CHINA - Terrorist organisation the East Turkistan Islamic Movement (ETIM) was behind this week's suicide attack in Beijing's Tian'anmen Square, China's top security official said.
"This violent terrorist incident in Beijing was organised and premeditated by the ETIM, which is entrenched in central and western Asian regions," said Meng Jianzhu, chief of the Commission for Political and Legal Affairs of the Communist Party of China Central Committee.
Meng was speaking to Hong Kong-based Phoenix TV.
He made the comments, without giving further details, on the sidelines of a regional security meeting of the Shanghai Cooperation Organisation (SCO) in Tashkent, capital of Uzbekistan, on Thursday.
Two people were killed and another 40 injured at noon on Monday when Usmen Hasan, his mother Kuwanhan Reyim and his wife Gulkiz Gini, from the Xinjiang Uygur autonomous region drove a jeep into a crowd after crashing into a guardrail on the Jinshui Bridge, which spans the Forbidden City moat.
Two knives, an iron baton and flags related to religious extremism were found in the jeep, Xinhua News Agency reported.
Five accomplices, also from Xinjiang, were arrested. Police found knives and at least one "jihadist" flag at the temporary residence of the suspects, who admitted that they knew Usmen, and to conspiring to plan and carry out the attack.
On Friday, public security authorities released fresh details of the attack. All the eight people came from Hotan in Xinjiang. They prepared 40,000 yuan (S$8,000) for the attack and collected 400 liters of gasoline from various gas stations.
They had checked the site three times before they launched the attack, according to a report by China Central Television.
The United Nations and the United States listed the ETIM - which wants independence for an "Eastern Turkistan" - as a terrorist organisation in 2002. China listed it as one of the four terrorist organisations related to "Eastern Turkistan" forces in 2003.
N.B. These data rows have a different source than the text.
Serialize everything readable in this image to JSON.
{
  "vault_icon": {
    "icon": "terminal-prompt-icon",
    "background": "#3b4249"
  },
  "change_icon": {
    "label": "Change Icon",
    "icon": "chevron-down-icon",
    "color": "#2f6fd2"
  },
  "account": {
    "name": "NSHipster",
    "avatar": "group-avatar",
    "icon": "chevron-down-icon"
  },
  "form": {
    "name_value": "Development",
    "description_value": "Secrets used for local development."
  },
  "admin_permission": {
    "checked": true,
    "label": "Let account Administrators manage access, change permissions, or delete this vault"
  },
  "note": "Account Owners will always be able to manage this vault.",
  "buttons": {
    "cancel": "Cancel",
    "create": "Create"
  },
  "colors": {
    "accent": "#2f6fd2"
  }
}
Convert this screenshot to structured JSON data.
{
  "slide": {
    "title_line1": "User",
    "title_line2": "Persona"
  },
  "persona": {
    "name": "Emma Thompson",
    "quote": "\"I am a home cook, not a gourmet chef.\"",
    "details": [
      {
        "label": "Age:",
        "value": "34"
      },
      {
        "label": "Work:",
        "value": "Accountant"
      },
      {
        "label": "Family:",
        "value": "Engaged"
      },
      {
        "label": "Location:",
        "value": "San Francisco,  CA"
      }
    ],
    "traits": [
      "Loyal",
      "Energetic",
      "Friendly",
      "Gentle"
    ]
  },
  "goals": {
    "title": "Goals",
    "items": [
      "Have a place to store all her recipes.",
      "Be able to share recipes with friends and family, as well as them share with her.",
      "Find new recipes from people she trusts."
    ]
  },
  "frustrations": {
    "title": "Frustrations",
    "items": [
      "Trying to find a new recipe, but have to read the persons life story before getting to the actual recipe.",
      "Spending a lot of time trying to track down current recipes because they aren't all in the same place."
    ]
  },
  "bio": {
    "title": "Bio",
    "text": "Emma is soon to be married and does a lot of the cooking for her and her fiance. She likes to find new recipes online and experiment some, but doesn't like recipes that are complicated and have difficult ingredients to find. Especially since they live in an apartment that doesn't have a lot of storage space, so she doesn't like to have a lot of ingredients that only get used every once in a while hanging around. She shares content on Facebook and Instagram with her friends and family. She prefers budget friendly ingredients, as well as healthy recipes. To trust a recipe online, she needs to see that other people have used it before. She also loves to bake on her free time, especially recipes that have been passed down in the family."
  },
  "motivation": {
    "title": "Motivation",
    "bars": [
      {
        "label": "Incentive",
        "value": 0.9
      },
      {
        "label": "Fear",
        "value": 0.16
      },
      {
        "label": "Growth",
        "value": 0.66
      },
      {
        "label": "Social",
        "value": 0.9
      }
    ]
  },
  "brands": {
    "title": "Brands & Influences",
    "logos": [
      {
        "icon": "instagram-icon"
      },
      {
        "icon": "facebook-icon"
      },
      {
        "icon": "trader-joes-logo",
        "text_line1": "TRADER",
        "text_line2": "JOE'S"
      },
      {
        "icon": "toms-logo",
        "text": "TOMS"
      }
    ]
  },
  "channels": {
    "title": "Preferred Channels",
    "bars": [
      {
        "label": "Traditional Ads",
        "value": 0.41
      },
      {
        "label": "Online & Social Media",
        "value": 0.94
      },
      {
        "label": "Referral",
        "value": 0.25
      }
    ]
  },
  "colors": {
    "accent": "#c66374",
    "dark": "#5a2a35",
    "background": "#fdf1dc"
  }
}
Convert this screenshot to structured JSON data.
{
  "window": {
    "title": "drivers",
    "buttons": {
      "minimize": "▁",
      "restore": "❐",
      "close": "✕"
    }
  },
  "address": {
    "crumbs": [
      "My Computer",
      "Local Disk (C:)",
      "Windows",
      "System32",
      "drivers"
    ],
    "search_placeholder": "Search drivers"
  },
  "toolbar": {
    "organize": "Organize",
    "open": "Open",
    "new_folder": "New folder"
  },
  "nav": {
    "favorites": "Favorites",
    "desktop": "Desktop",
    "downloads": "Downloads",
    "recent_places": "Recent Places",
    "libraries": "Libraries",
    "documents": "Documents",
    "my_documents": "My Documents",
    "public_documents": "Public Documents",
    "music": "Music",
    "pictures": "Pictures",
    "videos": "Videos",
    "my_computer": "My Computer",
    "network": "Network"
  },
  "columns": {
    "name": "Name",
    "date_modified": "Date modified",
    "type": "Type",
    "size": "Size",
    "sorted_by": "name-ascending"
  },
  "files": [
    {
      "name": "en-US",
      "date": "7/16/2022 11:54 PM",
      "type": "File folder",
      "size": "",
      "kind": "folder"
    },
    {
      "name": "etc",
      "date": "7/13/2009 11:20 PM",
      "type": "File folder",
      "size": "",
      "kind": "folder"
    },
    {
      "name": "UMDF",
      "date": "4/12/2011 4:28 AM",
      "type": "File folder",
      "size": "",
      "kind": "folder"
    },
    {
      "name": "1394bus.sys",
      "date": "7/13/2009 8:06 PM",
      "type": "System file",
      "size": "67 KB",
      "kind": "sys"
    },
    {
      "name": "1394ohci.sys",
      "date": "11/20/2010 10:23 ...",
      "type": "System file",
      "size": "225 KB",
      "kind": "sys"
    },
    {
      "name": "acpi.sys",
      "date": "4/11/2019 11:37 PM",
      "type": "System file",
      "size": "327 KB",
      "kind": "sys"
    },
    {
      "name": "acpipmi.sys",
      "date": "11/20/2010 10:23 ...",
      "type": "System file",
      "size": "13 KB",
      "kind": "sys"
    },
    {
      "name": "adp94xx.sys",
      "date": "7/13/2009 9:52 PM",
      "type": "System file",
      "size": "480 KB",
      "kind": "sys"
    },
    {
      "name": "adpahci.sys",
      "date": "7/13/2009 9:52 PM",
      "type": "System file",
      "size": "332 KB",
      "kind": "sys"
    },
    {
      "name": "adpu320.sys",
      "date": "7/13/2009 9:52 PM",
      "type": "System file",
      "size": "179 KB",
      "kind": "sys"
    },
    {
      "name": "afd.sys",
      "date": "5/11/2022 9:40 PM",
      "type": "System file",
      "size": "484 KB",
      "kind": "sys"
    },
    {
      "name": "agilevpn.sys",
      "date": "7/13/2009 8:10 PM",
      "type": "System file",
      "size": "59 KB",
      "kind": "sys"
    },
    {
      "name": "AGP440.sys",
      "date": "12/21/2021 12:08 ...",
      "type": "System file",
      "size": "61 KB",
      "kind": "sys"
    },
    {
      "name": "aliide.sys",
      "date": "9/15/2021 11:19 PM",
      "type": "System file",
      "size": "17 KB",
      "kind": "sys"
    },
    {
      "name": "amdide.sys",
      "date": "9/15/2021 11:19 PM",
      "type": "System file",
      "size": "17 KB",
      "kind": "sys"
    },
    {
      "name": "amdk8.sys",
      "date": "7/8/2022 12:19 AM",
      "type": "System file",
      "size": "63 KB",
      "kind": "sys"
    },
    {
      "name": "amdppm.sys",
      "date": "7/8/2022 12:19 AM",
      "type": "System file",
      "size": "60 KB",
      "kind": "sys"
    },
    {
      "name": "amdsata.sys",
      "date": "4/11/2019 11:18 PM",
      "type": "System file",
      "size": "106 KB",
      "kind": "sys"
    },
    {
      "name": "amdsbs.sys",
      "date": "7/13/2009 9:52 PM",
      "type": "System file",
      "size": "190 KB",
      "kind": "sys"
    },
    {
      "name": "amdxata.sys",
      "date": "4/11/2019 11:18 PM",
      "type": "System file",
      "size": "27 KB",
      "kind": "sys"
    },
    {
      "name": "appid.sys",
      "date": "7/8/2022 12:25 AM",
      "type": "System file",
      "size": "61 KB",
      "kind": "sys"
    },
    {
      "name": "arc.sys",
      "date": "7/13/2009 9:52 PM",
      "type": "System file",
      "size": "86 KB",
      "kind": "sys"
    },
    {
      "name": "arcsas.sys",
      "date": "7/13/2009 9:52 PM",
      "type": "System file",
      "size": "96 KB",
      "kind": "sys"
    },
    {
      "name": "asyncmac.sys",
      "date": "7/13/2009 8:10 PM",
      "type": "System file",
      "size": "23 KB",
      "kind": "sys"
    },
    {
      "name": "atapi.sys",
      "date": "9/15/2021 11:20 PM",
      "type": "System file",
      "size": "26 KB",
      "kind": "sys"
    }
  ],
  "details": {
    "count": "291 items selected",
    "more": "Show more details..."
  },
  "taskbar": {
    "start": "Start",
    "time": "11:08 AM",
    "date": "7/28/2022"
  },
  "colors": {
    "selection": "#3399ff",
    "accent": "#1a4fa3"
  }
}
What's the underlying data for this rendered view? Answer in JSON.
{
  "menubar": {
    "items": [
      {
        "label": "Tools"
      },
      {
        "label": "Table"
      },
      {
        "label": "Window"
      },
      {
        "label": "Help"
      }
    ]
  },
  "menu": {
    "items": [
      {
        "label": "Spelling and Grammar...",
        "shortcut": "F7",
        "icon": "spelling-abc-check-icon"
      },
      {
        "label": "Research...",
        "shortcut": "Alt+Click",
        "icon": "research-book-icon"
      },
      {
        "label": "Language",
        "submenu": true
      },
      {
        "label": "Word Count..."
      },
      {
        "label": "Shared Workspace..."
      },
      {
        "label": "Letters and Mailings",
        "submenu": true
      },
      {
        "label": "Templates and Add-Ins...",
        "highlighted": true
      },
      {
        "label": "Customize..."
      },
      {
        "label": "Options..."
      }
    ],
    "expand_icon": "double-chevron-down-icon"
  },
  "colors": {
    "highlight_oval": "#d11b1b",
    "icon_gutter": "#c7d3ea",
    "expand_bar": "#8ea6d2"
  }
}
China said the group was responsible for an attack on armed police in Kashgar on Aug 4, 2008, four days before the Beijing Olympics.